2257/758/490 not that anyone here actually cares

<p>in h.s. i had around a 91 average but took minimum requirements senior year. below 1200 on SAT but cant remember exact score off hand cause the process didnt mean anything to me. went to LAC in n.h. for 5 semesters and have a 3.5, but withdrew from 3 classes my final sem. 1 and 1/2 years ago. no ECs worth mentioning during h.s. or college.</p>

<p>since as far back as i can remember, ive been exposed to rich tradition in ceramic technique, and imparted with extensive knowledge on the subject. ive worked with some of the foremost folk potters, who have a profound sense of the skills involved, and who are as close as one could conceivably come to employing a traditional work ethic in this day and age. my grandma, who went to the college of ceramics at alfred university, has an incomparable archive of ceramic volumes, and her depth of insight in the field, became the most valued aspect of my nurturing.
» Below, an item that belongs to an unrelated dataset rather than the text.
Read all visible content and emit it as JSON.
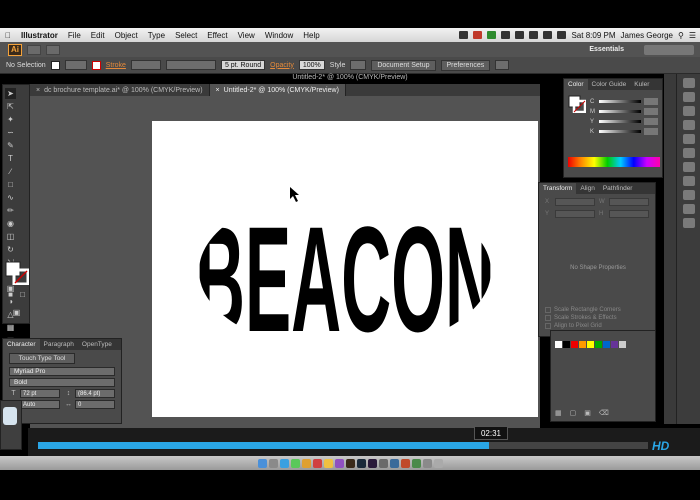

Although my hands-on experience through the many phases of working with clay, has given me a necessary closeness to the material, im not as interested in the applied production aspects of ceramics, as i am in studying its historical significance and implementation within a culture. without unequivocal utilitarian necessity that once was implicit of its very cause, there are very few present day cultural pockets worth exploring with this intention. </p>

<p>china still prides itself on its unparalleled ceramic history, which, through inexplicable, pervasive deftness, demonstrated its greatest culmination during the sung dynasty. only examples of koryo dynasty, korea, effectively convey a LAST WORD distinction of equal standing. theres also the japanese contribution: always trying to find a way to catch up, and ultimately setting iself apart in the most astonishingly, inimitable ways (the playful quality of oribe ware….etc….). i have the groundwork to devote the rest of my life to ceramics, as a either a potter, historian, or both; and for some time, they may continue to represent my utmost sources of inspiration, but i dont feel that either one should actually become my vocation. i am primarily interested in investigating a source and broadening my vision so that it is more about a cultural complexion as a whole, rather than the resonance of a specific aspect. in order to do this, i need to develop a competency in languages, and a proficient understanding of the histories of east asia. </p>

<p>the part the that i have going for me is the initial inspiration of a specific intuitive line, which has led me to this point – there is an opportunity to immerse myself in a solitary mode of expression, continually developing an appreciation for the tangible processes involved, or i can take a more cerebral stance, that has imminent and progressive, societal implications. possibilities in what the later choice alludes to excites me more, but to pursue it entails starting from an entirely new slate – i dont have the competitive credentials that would allow me to simply skip into a place like cornell. i know i can devise other options for pursuing this endeavor, but, right now; CU is the place. going into east asian relations could present me with the kind of opportunities i envision for the future. if i were able to build a really strong case around this hook i got, as hypothetical as it may seem (and i know it pains people on this board to see stats as deplorable as mine – well, maybe not as much as suffering through this post) – do you think i would have any realistic chance of transfer admission blah blah blah</p>

<p>eval stuff i kinda almost forgot
2257/758/490 break it down for each college<br>
at this point most all of you have decided im not welcome here
but dont let that stop teh stats from flowing
or inside info especially on this thread
ill always have brown as a safety as if i know better
"ECs are beyond important to cornell"
bitterness is a virtue

<p>yaoshi Ni hui shuo hanyu, jiu ni ting, cornell daxue bu reng ni jinlai yaoshi ni de deng ting bu hao de.</p>

<p>Basically the pottery thing is great but if you apply to an asian studies major basically you have to had taken courses relating to it. Cornell is the only college in the country where their south east, south, and east asian studies program is recognized as a top program by the department of education, that basically means they want people that bring something to the table, not someone who is trying to use that as an excuse to get into Cornell, and as an east asian studies major I find that insulting that you would try to do that. Area Studies shouldnt be used as an excuse to try to get into a great school especially when you even stated you have nothing that proves your interest in the field besides pottery. If your grades are that poor its not going to matter what type of hook you have. Ni DIU CHOU le!! BAKKA GAIJIN!! BA NA GUAI LOU!!!</p>